DURHAM, N.C. – Doctors at Duke University Hospital performed a heart transplant using a procedure that could drastically expand the amount of organ donations available to patients in need.
Jacob Schroder, M.D. and the hospital’s heart transplant team performed the surgery on a military veteran on Sunday, using the procedure known as Donation after Circulation Death, or DCD.
With the surgery, Duke says the team became the first in the nation to transplant an adult heart into a recipient using the DCD method. However, DCD transplants are done regularly in the U.S. for organs other than the heart.
Traditionally, heart donations have depended on declaration of brain death. But with DCD transplants, the donor’s heart has actually stopped beating and the person is declared deceased.
Schroder says the DCD heart procedure has the potential to expand the donor pool by up to 30%.
“Increasing the number of donated hearts would decrease the wait time and the number of deaths that occur while people are waiting,” said Schroder, who is also surgical director of Duke's Heart Transplant Program.
Duke is one of five centers in the U.S. that has been approved to perform DCD heart transplants as part of a recently launched clinical trial of a device to circulate warm, oxygenated blood through organs.
“It’s important to conduct this clinical trial to determine whether those outcomes are realized,” said Schroder.

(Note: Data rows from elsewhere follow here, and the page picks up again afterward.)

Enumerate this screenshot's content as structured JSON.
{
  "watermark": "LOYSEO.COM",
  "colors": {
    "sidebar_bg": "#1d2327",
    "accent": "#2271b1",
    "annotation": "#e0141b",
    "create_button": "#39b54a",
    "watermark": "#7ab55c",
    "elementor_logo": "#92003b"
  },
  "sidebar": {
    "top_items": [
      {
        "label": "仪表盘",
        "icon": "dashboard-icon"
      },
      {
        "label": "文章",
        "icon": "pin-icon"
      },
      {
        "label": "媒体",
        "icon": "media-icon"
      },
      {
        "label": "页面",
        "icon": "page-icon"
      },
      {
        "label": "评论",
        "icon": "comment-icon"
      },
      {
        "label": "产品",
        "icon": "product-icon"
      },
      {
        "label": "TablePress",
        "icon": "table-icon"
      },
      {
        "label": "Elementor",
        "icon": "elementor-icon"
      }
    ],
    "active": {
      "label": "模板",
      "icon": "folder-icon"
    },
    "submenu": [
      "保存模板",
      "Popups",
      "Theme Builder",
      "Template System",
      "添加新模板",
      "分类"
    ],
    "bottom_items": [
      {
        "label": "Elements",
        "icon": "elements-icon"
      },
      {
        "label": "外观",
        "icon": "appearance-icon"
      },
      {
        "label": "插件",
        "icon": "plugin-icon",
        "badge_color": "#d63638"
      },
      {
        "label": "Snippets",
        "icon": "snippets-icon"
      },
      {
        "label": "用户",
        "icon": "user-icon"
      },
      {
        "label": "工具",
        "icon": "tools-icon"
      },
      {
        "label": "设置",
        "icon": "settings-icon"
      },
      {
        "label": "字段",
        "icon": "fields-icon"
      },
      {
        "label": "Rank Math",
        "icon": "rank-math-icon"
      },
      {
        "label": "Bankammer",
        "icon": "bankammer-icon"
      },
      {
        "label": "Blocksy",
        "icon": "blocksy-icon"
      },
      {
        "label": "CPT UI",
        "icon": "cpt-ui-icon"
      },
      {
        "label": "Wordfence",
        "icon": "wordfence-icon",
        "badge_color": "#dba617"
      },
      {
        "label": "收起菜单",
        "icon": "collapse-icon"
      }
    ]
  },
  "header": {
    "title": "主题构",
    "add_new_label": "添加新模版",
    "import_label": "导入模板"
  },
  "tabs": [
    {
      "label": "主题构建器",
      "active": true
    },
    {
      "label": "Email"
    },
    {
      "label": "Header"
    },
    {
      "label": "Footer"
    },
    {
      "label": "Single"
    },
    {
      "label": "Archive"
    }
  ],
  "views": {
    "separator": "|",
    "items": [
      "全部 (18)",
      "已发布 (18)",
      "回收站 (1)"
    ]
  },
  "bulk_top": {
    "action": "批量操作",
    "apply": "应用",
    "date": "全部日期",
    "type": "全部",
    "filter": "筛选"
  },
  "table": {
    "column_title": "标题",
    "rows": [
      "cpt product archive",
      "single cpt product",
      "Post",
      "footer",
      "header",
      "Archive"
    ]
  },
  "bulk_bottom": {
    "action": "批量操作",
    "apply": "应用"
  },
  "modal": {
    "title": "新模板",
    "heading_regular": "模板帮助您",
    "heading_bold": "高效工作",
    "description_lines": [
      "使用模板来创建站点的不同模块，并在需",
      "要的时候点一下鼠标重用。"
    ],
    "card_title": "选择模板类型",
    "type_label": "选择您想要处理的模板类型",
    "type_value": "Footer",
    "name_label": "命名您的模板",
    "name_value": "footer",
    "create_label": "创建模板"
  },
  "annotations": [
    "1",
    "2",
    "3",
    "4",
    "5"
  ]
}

As for the veteran who received the heart, the hospital says he’s recovering well.
“We are grateful for the courage and generosity of both the donors and recipients,” said Schroder.